"They run the gamut, from oil painting ... to wooden crafts," Reed said. "They're really innovative things that you won't see anywhere else. We have about 60 percent returning vendors, and about 40 percent new ones this year."
The event will also include a community business expo and a children's area along with free vision screenings available on the Square.
Approximately 700 geraniums will be on display during the festival. They are being brought in by the University of Georgia Cooperative Extension in Henry County, located in McDonough.
Extension coordinator Susan Howington said she expects the flowers to go quickly, during the event.
"I just hope that, by 3 p.m., we don't have any geraniums left," she said. "I think we're going to do really good."

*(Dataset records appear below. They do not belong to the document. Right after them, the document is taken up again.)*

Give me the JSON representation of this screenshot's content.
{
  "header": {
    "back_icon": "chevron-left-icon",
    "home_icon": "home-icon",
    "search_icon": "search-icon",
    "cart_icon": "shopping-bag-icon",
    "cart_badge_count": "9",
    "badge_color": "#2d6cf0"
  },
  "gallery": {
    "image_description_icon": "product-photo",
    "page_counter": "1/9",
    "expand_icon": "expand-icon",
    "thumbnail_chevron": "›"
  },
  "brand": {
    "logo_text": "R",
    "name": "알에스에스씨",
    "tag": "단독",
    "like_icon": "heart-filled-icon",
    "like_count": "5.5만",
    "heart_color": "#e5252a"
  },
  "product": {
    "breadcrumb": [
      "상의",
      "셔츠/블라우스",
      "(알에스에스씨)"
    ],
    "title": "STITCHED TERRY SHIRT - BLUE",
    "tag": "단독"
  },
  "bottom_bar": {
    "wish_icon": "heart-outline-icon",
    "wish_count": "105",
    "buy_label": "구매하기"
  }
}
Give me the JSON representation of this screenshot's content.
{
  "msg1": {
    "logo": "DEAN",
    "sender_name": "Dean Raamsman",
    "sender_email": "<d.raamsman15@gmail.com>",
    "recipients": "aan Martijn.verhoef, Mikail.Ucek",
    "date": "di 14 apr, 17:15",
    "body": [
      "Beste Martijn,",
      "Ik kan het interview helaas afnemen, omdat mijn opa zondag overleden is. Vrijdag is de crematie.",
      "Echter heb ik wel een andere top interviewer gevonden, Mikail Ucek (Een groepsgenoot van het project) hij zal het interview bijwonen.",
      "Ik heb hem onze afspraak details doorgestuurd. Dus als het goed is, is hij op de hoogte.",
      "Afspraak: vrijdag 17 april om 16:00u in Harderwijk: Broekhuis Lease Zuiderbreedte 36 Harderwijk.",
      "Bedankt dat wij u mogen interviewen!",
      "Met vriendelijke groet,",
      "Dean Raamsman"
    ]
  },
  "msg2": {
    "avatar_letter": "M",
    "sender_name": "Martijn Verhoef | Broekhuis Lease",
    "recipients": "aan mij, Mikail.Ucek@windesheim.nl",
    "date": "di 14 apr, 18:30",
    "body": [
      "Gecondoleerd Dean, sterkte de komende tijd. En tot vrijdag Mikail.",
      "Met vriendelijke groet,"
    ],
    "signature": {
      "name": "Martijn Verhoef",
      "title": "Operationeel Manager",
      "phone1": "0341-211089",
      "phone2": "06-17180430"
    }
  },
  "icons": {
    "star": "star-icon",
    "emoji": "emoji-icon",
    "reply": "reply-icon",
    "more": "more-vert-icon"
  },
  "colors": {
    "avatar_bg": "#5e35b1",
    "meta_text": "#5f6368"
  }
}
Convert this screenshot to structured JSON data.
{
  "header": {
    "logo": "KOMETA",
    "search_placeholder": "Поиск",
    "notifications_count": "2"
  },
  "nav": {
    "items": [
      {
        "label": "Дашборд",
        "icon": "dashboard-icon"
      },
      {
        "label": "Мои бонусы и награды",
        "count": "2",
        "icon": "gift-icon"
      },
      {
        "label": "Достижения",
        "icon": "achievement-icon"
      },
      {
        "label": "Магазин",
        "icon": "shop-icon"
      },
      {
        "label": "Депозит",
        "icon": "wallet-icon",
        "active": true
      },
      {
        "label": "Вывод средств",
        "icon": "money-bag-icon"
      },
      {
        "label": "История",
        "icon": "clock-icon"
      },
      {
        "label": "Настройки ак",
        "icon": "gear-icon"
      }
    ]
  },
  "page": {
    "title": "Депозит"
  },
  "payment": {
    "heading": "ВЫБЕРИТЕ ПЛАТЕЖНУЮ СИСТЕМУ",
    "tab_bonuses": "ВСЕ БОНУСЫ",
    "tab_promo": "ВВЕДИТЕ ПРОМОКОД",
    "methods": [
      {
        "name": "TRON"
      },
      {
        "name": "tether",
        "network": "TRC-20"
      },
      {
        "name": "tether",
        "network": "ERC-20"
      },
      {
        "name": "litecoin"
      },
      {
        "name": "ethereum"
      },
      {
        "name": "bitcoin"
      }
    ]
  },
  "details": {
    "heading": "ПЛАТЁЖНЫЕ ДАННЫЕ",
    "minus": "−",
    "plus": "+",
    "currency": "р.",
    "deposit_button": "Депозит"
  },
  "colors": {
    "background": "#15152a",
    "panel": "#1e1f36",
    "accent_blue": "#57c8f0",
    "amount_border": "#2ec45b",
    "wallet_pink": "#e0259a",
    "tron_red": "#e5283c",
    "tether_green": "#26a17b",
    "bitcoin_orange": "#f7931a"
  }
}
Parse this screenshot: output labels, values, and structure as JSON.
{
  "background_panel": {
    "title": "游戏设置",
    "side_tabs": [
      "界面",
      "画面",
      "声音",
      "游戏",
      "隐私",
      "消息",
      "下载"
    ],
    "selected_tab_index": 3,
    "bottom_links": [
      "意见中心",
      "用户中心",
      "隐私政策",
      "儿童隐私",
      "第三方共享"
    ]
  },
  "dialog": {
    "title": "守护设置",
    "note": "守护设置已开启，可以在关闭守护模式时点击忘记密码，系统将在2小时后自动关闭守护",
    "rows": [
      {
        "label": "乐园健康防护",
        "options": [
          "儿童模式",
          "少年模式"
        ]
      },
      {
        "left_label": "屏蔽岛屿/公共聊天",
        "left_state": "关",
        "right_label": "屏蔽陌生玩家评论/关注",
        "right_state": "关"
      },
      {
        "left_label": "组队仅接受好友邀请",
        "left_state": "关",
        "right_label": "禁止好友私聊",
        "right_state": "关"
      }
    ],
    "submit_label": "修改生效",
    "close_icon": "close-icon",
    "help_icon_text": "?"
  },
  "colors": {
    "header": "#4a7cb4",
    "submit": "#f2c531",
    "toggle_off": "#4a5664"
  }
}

One of the vendors, Ellis Berryman of Carousel Crafts in Jonesboro, sells birdhouses and bird feeders with his friend Jack Carrera. Berryman said the two have participated in the festival for the last 12 years, and are looking forward to doing so yet again.
"We're both retired, and this is a hobby for us," Berryman explained. "We have fun at it, and make money from time to time, but getting out and meeting people is the main thing."
Dean Garrard of Birmingham, Ala., came to the festival with her baby-nursery items in tow, something she has done for the last 15 years. Garrard, who makes all of her merchandise by hand, said her business allows her to devote time to the "lost art" of sewing.
"I'm at the sewing machine about 12-14 hours a day, and I love it better than anything," said Garrard. During the time she has been a vendor, she has observed "a lot of changes" in McDonough.
However, the 68-year-old said those changes are all positive.
"It's a very historical town, and I just love what [they] are doing here," she added.
Fellow vendor Celia Mathews, of Ginny's Fudge and Nuts, has been a part of the Geranium Festival for the last decade, and traveled from Cleveland, Ga., to participate again this year. Mathews, who brought 35 flavors of fudge with her to the festival, said she appreciates the feeling of "community" she experiences when she comes to McDonough each year.
"We see a lot of families come out, and it's a wholesome event," said Mathews. "Some events have a carnival atmosphere, and it just doesn't bring a family-oriented feel to it. This one does."
In addition, Mathews noted certain elements of the Geranium Festival are as much a part of the tradition of the event as the geraniums themselves.
"You know the church ladies are going to be here with their baked goods," she added. "There are things that people count on. We'd love for it to be a two-day event, but there's a healthy anticipation with it just being one day. People know we're at the Geranium Festival, rain or shine."